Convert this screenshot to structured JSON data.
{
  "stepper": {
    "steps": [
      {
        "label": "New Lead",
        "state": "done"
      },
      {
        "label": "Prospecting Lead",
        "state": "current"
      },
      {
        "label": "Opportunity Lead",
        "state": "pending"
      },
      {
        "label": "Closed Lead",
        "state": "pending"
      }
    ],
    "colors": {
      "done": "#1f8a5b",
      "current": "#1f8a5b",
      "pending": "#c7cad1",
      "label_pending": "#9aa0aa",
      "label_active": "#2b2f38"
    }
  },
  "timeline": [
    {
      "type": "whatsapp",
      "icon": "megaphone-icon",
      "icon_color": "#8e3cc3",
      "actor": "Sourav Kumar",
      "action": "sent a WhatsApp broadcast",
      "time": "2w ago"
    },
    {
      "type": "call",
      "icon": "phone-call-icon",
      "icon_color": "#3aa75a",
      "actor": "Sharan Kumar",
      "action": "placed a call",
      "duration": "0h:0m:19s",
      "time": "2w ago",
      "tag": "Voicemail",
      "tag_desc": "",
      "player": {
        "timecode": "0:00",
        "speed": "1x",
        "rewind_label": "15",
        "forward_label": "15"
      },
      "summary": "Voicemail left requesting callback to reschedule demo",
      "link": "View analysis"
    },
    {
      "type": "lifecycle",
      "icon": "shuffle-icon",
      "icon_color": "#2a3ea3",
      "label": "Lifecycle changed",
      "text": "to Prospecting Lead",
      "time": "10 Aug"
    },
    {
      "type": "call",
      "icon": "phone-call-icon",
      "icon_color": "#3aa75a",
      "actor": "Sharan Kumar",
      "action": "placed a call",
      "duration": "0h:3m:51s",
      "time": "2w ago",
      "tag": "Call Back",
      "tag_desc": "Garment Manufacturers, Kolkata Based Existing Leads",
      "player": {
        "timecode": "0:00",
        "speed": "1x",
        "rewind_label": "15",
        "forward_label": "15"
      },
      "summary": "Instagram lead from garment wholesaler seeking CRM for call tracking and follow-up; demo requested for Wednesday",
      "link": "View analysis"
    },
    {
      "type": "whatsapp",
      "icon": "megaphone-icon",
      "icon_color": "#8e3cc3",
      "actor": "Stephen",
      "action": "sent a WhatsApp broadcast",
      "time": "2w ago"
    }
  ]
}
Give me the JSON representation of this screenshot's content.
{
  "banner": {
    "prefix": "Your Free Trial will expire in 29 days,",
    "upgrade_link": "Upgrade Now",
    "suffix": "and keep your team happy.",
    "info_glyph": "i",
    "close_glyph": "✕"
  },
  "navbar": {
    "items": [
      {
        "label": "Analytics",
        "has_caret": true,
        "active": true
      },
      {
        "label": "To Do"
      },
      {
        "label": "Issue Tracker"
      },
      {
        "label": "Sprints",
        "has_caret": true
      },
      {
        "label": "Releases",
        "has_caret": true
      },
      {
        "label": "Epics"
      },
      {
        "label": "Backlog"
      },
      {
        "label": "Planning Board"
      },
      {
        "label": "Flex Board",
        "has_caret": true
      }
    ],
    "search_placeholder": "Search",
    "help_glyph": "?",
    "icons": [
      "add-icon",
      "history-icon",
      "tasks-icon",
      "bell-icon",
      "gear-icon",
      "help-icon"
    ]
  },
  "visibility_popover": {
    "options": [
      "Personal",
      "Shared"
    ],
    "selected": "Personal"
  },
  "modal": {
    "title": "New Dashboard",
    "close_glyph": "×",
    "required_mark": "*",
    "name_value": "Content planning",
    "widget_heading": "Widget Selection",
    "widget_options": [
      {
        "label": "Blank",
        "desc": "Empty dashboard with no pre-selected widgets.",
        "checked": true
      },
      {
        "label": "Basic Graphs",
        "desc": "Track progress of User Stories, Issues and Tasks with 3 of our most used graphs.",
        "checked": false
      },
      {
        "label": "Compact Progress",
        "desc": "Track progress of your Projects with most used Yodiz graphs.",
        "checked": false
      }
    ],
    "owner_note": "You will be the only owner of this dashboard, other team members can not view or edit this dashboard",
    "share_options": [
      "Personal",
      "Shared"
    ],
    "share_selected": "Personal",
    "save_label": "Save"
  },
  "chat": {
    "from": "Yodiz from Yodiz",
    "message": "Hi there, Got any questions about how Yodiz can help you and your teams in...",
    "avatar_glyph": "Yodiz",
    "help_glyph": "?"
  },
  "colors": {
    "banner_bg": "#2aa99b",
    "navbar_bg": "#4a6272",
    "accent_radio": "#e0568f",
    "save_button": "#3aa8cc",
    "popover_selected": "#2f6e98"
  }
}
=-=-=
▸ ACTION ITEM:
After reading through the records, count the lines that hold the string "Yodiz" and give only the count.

▸ TASK SOLUTION:
4